EXERCISE MATERIAL:
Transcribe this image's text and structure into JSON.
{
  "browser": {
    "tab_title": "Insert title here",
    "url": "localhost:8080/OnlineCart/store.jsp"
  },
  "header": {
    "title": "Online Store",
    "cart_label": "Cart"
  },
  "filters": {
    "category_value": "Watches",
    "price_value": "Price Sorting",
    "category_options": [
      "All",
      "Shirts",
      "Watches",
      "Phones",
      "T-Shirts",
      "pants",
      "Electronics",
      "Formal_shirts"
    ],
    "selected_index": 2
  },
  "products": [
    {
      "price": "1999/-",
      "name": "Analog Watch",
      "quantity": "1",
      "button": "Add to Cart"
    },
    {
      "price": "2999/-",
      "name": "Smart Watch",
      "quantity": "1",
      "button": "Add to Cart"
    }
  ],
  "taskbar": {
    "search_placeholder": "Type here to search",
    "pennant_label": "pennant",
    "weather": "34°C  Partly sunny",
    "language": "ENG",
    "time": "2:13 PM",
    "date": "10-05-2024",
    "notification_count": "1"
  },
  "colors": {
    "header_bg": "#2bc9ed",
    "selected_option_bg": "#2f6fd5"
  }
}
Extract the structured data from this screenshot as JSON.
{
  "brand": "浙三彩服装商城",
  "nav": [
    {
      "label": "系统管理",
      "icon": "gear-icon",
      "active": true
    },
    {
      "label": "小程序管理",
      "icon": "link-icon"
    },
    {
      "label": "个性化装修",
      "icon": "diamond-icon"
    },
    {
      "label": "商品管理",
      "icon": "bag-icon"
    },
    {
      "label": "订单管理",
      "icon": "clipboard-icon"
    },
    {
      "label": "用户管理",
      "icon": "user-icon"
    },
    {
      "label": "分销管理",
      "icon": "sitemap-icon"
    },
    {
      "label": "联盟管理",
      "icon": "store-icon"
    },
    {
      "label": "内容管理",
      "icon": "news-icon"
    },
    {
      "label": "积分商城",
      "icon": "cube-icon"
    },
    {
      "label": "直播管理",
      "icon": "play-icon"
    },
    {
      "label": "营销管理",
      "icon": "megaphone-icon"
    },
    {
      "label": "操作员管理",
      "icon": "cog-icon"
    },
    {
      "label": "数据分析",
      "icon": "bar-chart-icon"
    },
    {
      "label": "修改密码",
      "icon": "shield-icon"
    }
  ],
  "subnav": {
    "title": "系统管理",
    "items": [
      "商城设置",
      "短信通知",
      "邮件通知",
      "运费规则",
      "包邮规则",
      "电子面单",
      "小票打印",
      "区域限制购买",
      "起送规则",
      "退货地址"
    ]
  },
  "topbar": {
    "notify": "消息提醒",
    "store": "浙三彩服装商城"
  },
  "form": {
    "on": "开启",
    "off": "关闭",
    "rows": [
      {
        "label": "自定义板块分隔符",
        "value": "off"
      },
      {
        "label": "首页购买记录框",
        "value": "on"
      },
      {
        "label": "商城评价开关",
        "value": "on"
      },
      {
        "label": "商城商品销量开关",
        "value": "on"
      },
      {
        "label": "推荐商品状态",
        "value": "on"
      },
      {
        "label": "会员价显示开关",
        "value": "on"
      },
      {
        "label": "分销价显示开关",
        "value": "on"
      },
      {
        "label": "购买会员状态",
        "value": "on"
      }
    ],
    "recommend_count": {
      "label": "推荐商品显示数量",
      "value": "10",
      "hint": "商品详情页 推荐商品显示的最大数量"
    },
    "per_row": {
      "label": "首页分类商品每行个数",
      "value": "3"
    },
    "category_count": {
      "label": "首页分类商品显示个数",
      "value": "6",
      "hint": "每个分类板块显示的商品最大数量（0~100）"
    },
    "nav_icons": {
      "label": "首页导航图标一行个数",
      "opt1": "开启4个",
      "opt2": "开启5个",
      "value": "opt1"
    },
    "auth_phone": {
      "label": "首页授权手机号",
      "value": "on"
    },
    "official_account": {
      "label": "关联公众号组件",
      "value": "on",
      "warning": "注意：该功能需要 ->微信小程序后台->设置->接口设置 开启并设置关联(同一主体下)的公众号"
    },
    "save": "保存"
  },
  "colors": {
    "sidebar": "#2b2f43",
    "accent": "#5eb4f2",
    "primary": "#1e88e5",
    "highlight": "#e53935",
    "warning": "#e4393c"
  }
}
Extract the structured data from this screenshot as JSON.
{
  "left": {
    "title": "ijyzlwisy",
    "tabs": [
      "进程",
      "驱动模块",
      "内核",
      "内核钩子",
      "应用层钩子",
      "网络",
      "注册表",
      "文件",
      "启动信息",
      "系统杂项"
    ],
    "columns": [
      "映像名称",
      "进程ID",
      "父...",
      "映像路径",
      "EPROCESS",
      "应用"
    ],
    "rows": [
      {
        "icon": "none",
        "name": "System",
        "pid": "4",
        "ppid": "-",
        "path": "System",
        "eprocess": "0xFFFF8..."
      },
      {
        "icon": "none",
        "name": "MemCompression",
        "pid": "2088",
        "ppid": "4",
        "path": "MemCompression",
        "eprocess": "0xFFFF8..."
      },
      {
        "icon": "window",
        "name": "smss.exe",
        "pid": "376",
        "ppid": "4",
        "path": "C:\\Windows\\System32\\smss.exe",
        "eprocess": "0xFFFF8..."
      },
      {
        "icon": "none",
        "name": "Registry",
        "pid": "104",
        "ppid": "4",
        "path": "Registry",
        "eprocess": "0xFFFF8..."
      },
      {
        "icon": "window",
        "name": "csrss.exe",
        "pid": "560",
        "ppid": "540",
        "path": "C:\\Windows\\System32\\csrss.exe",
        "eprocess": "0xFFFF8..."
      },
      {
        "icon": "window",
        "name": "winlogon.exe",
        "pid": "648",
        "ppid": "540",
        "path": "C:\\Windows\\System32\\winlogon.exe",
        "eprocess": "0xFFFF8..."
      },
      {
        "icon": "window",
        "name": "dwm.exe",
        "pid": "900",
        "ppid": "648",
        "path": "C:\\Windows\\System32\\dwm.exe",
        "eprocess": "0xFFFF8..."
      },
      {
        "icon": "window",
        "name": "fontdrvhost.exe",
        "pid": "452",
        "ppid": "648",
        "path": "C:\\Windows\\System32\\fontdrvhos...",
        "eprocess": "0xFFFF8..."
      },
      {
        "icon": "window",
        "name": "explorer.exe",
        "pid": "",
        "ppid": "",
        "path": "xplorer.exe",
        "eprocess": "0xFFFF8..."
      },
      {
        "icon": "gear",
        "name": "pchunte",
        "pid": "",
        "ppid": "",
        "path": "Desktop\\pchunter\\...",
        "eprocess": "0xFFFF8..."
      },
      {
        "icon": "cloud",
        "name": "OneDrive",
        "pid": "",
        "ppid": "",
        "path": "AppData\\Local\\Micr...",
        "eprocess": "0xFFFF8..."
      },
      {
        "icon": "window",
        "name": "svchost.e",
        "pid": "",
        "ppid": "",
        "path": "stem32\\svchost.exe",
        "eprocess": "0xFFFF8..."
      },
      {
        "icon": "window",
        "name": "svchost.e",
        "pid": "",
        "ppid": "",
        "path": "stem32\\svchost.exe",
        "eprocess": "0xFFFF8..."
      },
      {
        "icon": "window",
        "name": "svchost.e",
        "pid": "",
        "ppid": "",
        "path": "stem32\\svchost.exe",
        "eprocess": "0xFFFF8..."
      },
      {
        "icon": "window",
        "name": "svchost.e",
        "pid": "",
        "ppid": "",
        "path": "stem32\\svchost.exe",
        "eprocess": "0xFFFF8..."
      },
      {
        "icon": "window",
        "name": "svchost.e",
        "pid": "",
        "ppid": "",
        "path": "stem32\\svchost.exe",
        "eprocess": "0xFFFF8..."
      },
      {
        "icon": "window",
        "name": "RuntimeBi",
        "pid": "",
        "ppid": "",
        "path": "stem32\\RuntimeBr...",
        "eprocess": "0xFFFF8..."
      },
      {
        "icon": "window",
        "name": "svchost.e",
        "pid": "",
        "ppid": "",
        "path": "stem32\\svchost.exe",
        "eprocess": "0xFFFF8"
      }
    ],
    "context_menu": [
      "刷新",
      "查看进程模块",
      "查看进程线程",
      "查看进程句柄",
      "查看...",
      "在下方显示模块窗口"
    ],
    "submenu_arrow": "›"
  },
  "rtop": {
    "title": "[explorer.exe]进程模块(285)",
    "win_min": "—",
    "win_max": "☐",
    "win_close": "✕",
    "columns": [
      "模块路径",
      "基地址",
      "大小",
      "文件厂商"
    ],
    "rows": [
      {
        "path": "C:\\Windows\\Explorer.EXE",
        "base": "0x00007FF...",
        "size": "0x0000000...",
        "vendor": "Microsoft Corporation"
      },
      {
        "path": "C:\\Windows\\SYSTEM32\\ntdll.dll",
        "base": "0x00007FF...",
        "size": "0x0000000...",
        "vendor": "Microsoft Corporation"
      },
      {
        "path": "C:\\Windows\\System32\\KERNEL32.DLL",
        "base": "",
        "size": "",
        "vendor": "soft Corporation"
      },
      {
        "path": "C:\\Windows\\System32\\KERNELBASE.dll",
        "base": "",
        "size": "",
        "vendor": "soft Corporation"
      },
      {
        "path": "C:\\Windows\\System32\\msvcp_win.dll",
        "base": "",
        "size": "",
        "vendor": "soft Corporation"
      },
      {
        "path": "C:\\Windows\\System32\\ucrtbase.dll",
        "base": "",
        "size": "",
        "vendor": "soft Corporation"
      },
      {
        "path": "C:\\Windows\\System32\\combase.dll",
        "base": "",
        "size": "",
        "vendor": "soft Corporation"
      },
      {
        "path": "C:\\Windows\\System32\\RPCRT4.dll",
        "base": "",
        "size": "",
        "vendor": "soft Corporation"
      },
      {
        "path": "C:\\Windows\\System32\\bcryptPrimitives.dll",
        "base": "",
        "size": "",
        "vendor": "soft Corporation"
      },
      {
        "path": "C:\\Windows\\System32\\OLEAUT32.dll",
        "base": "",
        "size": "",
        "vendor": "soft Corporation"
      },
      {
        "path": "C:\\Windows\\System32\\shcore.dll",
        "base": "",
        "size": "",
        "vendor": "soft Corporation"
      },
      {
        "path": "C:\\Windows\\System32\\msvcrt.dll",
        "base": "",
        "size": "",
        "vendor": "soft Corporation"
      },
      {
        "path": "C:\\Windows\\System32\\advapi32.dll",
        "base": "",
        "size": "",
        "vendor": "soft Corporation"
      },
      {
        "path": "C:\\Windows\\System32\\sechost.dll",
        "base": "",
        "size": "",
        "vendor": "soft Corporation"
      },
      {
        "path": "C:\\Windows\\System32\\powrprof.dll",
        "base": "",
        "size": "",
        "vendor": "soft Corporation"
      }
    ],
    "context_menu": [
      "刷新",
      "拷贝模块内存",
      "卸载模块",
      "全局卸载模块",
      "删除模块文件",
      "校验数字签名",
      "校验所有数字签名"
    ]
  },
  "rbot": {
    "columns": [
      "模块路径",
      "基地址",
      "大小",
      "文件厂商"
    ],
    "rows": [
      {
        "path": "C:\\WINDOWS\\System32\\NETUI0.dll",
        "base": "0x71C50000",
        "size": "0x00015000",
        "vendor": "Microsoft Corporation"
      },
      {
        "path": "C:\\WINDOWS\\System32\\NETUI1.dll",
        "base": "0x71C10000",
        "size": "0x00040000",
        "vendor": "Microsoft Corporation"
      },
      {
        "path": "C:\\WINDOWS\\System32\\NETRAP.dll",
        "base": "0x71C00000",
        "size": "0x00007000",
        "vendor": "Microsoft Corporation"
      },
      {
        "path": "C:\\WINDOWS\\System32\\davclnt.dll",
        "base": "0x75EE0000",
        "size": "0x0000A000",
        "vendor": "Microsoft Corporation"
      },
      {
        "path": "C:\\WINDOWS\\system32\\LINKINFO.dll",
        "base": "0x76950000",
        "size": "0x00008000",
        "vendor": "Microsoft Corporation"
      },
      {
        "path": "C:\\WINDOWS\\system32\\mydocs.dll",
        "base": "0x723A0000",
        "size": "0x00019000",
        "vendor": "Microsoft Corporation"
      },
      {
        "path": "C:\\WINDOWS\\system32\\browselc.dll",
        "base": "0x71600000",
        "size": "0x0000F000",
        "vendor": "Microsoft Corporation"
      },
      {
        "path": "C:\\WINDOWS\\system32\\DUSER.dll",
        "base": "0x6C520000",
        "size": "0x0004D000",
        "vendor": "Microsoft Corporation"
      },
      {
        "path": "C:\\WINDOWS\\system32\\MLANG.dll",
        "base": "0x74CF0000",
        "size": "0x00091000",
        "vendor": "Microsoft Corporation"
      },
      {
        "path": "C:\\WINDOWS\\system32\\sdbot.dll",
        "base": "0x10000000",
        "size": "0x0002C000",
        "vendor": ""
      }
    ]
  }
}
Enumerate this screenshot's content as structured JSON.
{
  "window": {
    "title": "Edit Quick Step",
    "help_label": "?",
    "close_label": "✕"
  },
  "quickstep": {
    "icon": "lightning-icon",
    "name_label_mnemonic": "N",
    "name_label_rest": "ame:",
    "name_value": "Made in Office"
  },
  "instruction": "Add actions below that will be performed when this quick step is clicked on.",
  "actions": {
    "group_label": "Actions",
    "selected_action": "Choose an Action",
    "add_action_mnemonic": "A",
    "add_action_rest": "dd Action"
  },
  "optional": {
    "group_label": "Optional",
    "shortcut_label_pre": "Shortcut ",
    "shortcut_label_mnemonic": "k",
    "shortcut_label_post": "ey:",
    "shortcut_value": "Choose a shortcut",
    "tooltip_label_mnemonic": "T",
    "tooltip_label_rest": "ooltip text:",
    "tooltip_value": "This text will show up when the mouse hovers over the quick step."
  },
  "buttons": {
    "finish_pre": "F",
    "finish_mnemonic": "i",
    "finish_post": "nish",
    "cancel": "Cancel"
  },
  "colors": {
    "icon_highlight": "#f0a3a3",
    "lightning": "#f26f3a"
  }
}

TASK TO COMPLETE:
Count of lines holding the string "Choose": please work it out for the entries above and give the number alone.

EXPECTED ANSWER:
2